Items listed in a dataset
☆ ☆ ☆ ☆ ☆

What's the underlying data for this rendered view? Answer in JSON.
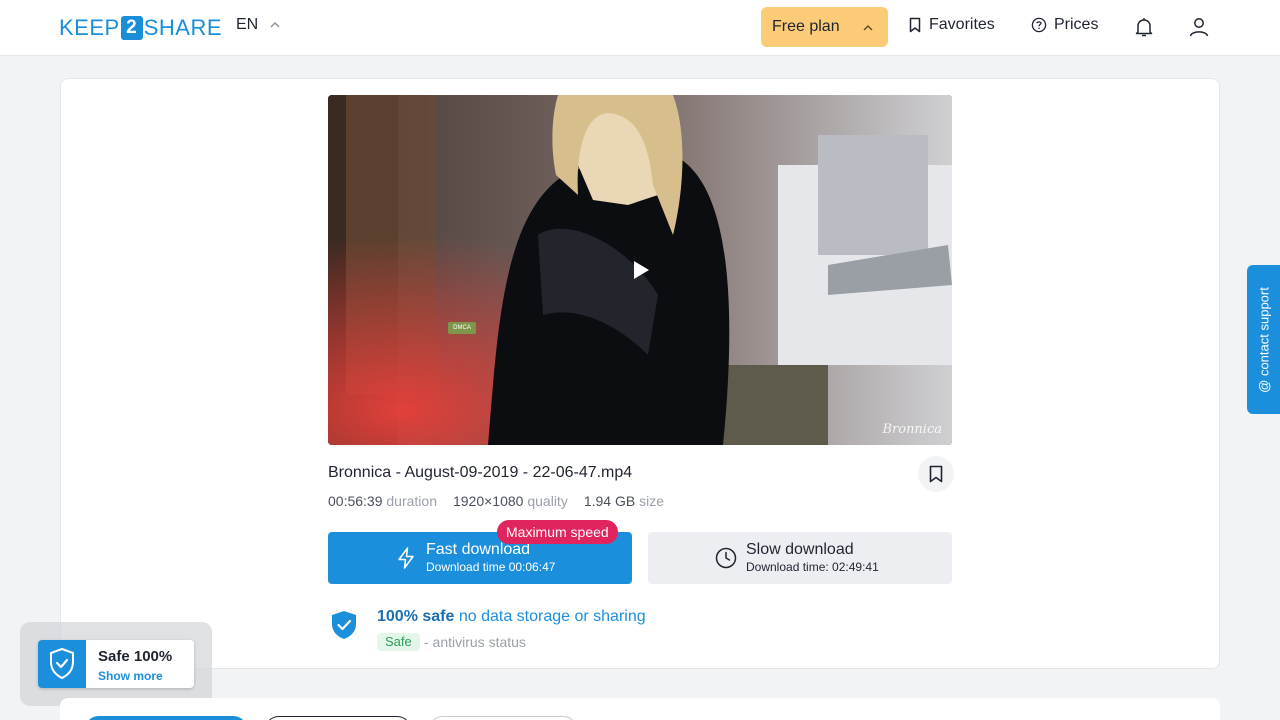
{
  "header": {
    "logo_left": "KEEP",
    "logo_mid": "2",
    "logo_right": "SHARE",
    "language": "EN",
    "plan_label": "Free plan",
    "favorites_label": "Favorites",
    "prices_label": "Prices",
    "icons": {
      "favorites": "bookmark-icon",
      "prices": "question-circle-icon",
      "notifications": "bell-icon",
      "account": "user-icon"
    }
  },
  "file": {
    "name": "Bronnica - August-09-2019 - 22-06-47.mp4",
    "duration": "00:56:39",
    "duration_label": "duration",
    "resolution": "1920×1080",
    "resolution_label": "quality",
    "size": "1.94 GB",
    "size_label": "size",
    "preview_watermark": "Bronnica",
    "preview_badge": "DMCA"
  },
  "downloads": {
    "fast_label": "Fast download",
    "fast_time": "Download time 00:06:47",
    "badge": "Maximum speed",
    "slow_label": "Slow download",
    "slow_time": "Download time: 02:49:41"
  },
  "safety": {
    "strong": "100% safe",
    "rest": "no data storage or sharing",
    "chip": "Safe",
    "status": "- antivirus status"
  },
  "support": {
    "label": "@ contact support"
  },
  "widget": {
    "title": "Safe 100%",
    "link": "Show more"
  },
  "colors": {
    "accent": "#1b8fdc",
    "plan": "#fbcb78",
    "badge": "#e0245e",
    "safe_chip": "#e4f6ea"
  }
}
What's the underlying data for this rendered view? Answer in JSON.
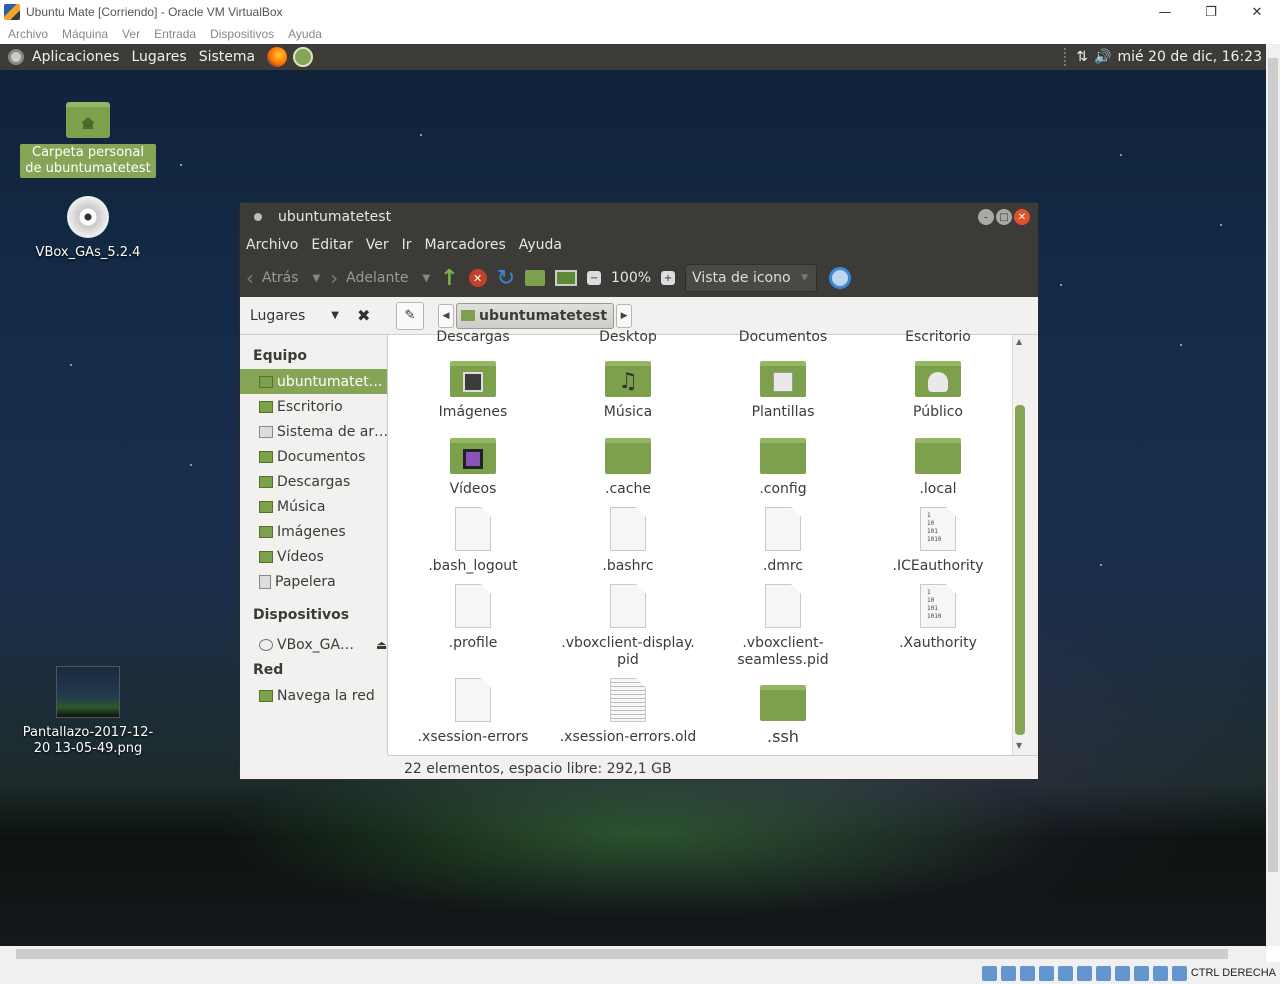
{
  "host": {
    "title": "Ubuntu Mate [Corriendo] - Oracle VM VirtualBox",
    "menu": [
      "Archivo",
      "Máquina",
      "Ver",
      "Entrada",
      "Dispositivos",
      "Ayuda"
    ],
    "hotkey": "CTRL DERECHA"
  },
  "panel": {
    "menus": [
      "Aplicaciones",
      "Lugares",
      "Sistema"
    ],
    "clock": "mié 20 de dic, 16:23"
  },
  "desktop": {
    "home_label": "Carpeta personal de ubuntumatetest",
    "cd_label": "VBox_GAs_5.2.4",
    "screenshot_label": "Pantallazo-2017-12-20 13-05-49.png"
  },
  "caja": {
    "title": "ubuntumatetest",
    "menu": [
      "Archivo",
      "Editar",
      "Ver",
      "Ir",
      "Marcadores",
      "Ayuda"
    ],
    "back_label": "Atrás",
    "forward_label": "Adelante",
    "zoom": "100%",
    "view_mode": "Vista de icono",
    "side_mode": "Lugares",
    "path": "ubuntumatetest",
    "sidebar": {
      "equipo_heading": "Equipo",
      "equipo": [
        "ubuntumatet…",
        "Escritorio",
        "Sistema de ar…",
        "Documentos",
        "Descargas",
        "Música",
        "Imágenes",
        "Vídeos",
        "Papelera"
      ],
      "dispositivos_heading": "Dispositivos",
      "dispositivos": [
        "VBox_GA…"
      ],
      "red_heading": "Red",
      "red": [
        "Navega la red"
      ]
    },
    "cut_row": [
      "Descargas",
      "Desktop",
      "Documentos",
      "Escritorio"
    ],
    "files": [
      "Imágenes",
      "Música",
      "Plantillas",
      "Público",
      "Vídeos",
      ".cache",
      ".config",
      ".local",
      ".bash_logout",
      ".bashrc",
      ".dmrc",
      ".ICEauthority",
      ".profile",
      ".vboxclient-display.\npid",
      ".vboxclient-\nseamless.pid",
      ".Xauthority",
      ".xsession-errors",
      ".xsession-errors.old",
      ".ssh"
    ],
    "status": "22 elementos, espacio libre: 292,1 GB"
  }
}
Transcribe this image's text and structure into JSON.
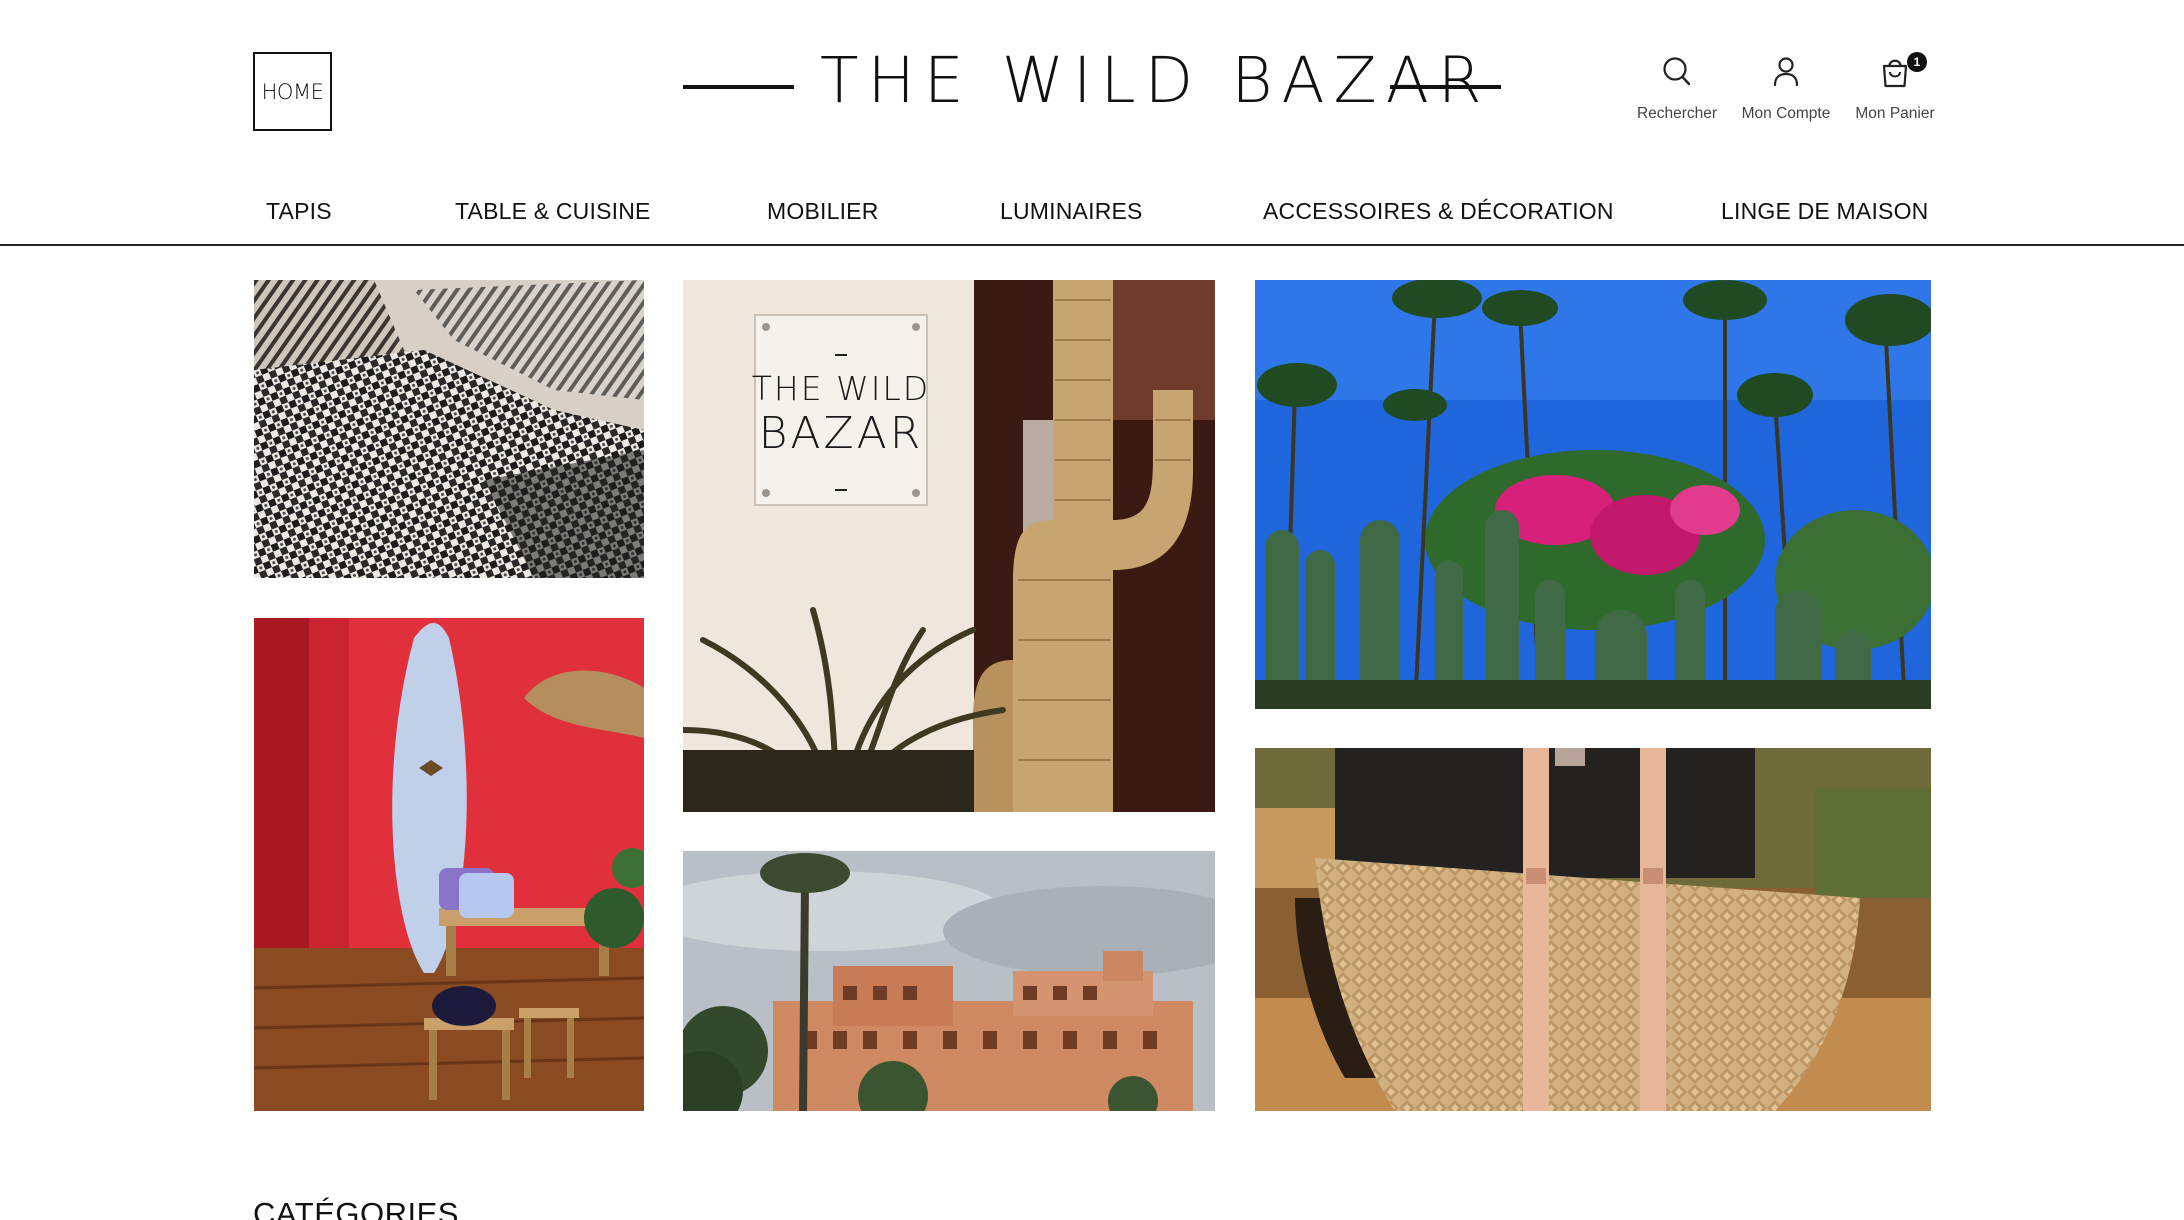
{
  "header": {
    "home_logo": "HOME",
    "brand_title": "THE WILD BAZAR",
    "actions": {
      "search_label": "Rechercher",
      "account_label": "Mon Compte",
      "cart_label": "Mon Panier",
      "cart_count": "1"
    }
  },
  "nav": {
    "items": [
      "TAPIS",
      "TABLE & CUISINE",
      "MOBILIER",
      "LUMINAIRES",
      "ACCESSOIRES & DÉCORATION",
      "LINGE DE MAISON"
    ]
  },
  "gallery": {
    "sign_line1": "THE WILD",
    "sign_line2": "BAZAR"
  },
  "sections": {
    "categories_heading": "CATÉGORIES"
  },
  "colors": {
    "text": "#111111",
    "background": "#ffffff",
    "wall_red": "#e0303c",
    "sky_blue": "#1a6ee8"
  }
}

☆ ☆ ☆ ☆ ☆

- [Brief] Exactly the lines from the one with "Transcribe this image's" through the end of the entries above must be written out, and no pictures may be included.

- [Reply to the exercise]
Transcribe this image's text and structure into JSON.
{
  "header": {
    "home_logo": "HOME",
    "brand_title": "THE WILD BAZAR",
    "actions": {
      "search_label": "Rechercher",
      "account_label": "Mon Compte",
      "cart_label": "Mon Panier",
      "cart_count": "1"
    }
  },
  "nav": {
    "items": [
      "TAPIS",
      "TABLE & CUISINE",
      "MOBILIER",
      "LUMINAIRES",
      "ACCESSOIRES & DÉCORATION",
      "LINGE DE MAISON"
    ]
  },
  "gallery": {
    "sign_line1": "THE WILD",
    "sign_line2": "BAZAR"
  },
  "sections": {
    "categories_heading": "CATÉGORIES"
  },
  "colors": {
    "text": "#111111",
    "background": "#ffffff",
    "wall_red": "#e0303c",
    "sky_blue": "#1a6ee8"
  }
}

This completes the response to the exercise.